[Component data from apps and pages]
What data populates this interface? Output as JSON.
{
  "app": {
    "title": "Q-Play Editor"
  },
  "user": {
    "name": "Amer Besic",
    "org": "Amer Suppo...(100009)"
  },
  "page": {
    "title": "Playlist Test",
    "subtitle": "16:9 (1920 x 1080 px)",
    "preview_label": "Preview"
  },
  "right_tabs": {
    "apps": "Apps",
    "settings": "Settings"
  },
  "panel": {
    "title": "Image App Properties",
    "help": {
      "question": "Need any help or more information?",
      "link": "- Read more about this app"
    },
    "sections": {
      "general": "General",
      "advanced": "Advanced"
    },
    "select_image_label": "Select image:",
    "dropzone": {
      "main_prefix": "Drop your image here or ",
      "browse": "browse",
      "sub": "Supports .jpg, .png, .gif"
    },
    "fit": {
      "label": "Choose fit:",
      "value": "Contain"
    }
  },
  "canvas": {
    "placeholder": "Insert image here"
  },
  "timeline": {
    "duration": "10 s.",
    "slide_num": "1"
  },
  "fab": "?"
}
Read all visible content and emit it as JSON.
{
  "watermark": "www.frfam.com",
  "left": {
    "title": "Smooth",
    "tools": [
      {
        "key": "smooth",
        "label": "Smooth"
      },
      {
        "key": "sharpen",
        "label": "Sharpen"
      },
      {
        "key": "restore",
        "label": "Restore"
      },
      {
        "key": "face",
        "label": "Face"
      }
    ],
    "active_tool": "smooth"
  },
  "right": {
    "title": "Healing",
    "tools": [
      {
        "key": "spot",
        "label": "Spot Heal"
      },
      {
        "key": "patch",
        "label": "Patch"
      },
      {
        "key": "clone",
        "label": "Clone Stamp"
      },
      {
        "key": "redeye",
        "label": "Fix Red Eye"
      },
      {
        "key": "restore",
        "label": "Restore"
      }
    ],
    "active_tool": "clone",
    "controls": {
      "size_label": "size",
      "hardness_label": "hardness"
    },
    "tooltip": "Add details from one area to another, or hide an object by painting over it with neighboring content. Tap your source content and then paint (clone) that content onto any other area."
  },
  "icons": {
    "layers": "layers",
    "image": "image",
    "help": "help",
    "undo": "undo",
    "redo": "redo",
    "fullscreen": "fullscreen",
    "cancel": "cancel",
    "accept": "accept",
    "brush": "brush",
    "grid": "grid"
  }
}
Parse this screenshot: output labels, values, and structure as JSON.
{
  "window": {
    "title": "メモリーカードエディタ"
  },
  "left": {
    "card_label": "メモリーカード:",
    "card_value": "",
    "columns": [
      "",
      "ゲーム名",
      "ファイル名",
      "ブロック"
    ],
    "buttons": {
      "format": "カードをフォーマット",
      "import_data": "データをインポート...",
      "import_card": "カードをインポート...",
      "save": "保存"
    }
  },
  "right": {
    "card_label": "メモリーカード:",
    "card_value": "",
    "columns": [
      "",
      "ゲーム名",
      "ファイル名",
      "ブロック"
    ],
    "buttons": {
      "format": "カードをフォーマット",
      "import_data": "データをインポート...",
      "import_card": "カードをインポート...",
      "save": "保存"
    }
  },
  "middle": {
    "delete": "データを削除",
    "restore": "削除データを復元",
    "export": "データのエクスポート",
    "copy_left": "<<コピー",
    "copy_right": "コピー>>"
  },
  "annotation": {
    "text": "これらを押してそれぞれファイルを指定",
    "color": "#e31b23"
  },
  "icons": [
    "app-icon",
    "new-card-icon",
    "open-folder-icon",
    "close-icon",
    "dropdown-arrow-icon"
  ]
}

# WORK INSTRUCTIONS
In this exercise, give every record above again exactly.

# ANSWER SPACE
What data populates this interface? Output as JSON.
{
  "app": {
    "title": "Q-Play Editor"
  },
  "user": {
    "name": "Amer Besic",
    "org": "Amer Suppo...(100009)"
  },
  "page": {
    "title": "Playlist Test",
    "subtitle": "16:9 (1920 x 1080 px)",
    "preview_label": "Preview"
  },
  "right_tabs": {
    "apps": "Apps",
    "settings": "Settings"
  },
  "panel": {
    "title": "Image App Properties",
    "help": {
      "question": "Need any help or more information?",
      "link": "- Read more about this app"
    },
    "sections": {
      "general": "General",
      "advanced": "Advanced"
    },
    "select_image_label": "Select image:",
    "dropzone": {
      "main_prefix": "Drop your image here or ",
      "browse": "browse",
      "sub": "Supports .jpg, .png, .gif"
    },
    "fit": {
      "label": "Choose fit:",
      "value": "Contain"
    }
  },
  "canvas": {
    "placeholder": "Insert image here"
  },
  "timeline": {
    "duration": "10 s.",
    "slide_num": "1"
  },
  "fab": "?"
}
Read all visible content and emit it as JSON.
{
  "watermark": "www.frfam.com",
  "left": {
    "title": "Smooth",
    "tools": [
      {
        "key": "smooth",
        "label": "Smooth"
      },
      {
        "key": "sharpen",
        "label": "Sharpen"
      },
      {
        "key": "restore",
        "label": "Restore"
      },
      {
        "key": "face",
        "label": "Face"
      }
    ],
    "active_tool": "smooth"
  },
  "right": {
    "title": "Healing",
    "tools": [
      {
        "key": "spot",
        "label": "Spot Heal"
      },
      {
        "key": "patch",
        "label": "Patch"
      },
      {
        "key": "clone",
        "label": "Clone Stamp"
      },
      {
        "key": "redeye",
        "label": "Fix Red Eye"
      },
      {
        "key": "restore",
        "label": "Restore"
      }
    ],
    "active_tool": "clone",
    "controls": {
      "size_label": "size",
      "hardness_label": "hardness"
    },
    "tooltip": "Add details from one area to another, or hide an object by painting over it with neighboring content. Tap your source content and then paint (clone) that content onto any other area."
  },
  "icons": {
    "layers": "layers",
    "image": "image",
    "help": "help",
    "undo": "undo",
    "redo": "redo",
    "fullscreen": "fullscreen",
    "cancel": "cancel",
    "accept": "accept",
    "brush": "brush",
    "grid": "grid"
  }
}
Parse this screenshot: output labels, values, and structure as JSON.
{
  "window": {
    "title": "メモリーカードエディタ"
  },
  "left": {
    "card_label": "メモリーカード:",
    "card_value": "",
    "columns": [
      "",
      "ゲーム名",
      "ファイル名",
      "ブロック"
    ],
    "buttons": {
      "format": "カードをフォーマット",
      "import_data": "データをインポート...",
      "import_card": "カードをインポート...",
      "save": "保存"
    }
  },
  "right": {
    "card_label": "メモリーカード:",
    "card_value": "",
    "columns": [
      "",
      "ゲーム名",
      "ファイル名",
      "ブロック"
    ],
    "buttons": {
      "format": "カードをフォーマット",
      "import_data": "データをインポート...",
      "import_card": "カードをインポート...",
      "save": "保存"
    }
  },
  "middle": {
    "delete": "データを削除",
    "restore": "削除データを復元",
    "export": "データのエクスポート",
    "copy_left": "<<コピー",
    "copy_right": "コピー>>"
  },
  "annotation": {
    "text": "これらを押してそれぞれファイルを指定",
    "color": "#e31b23"
  },
  "icons": [
    "app-icon",
    "new-card-icon",
    "open-folder-icon",
    "close-icon",
    "dropdown-arrow-icon"
  ]
}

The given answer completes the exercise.